(Interface dataset entries)
§ §
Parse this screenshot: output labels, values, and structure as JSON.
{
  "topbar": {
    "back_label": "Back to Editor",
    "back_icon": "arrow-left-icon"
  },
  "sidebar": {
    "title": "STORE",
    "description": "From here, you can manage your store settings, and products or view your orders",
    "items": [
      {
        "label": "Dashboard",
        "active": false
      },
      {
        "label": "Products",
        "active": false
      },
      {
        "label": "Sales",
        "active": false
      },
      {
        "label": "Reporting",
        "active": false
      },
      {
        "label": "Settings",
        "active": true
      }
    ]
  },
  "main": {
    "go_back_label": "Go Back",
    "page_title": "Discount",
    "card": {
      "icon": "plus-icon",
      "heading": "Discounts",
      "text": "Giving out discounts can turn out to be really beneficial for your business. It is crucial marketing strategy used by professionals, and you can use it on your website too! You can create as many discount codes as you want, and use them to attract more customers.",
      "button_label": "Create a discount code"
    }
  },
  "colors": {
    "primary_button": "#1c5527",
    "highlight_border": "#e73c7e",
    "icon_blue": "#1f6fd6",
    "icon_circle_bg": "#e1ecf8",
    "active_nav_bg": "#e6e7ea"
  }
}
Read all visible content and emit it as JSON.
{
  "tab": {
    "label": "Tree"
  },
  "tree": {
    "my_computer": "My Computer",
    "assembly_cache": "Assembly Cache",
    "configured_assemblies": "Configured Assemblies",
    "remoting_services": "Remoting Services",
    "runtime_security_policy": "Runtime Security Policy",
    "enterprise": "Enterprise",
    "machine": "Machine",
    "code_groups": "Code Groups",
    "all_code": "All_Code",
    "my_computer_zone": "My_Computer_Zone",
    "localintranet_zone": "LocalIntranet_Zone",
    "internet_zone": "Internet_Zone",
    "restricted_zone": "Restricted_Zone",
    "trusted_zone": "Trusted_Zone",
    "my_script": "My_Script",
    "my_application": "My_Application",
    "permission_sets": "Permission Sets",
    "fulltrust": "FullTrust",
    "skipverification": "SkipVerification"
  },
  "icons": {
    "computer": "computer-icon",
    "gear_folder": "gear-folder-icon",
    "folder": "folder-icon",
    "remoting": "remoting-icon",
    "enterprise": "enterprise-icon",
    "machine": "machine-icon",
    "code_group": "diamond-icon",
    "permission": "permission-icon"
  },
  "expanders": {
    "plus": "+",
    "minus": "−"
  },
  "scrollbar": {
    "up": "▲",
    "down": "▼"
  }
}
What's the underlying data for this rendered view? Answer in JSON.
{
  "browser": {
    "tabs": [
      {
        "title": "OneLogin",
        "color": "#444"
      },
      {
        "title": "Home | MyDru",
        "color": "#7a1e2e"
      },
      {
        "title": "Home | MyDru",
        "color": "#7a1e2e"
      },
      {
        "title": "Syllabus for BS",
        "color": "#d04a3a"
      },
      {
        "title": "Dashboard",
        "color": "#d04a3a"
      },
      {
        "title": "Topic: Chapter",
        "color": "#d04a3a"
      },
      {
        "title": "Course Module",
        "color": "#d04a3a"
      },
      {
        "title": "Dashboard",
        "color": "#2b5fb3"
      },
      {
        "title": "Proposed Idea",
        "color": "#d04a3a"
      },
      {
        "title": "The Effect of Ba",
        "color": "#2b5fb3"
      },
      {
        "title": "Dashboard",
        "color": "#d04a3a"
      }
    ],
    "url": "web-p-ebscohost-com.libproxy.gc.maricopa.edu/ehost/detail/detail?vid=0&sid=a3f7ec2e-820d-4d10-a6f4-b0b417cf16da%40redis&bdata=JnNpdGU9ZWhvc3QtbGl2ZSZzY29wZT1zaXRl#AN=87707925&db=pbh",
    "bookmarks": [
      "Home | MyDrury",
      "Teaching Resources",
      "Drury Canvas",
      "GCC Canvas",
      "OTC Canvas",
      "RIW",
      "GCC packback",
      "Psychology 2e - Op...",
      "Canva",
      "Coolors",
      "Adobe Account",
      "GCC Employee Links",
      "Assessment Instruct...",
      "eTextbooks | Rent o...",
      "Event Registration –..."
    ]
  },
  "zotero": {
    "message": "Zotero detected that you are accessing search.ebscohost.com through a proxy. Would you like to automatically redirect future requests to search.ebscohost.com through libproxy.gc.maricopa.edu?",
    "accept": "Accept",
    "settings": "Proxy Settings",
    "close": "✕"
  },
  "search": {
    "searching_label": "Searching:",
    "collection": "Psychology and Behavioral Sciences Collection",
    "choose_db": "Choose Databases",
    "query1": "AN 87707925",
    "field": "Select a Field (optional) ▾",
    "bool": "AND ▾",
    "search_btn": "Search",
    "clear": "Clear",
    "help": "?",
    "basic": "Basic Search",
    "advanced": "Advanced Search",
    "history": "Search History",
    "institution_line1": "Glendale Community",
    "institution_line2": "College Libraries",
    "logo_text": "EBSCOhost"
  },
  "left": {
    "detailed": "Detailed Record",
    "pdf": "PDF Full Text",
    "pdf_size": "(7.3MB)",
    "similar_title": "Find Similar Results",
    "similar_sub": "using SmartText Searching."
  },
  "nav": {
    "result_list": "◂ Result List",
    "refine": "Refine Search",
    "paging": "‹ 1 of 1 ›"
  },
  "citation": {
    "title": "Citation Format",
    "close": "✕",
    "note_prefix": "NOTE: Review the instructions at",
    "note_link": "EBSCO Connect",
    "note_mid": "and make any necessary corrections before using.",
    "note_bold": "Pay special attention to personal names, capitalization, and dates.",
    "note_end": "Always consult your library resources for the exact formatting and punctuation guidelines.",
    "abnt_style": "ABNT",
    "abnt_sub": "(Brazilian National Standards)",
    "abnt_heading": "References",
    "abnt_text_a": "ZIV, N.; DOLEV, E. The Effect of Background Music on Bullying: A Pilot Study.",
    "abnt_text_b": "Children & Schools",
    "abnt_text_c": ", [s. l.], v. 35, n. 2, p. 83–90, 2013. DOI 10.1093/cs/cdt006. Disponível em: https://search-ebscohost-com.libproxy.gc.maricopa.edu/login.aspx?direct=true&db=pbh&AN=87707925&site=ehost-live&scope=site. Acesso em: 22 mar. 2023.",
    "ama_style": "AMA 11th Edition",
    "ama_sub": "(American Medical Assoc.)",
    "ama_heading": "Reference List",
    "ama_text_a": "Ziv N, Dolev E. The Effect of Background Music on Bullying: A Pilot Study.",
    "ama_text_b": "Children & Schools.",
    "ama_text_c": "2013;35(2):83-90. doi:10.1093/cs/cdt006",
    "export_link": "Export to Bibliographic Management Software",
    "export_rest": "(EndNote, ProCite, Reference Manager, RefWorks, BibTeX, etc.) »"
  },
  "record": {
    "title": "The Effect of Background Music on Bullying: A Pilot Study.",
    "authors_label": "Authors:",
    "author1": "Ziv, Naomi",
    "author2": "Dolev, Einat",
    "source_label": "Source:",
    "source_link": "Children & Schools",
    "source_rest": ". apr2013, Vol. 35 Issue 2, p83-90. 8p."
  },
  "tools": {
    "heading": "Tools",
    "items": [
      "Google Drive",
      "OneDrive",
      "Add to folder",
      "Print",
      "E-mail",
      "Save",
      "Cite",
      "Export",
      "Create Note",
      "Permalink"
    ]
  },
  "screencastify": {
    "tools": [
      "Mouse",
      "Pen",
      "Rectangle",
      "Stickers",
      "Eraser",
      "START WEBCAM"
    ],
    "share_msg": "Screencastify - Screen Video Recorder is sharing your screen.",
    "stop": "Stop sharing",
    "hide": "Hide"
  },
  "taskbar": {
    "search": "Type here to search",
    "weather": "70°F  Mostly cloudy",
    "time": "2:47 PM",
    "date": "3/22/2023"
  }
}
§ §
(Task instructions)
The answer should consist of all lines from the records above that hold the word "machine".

(Problem solution)
    "machine": "Machine",
    "machine": "machine-icon",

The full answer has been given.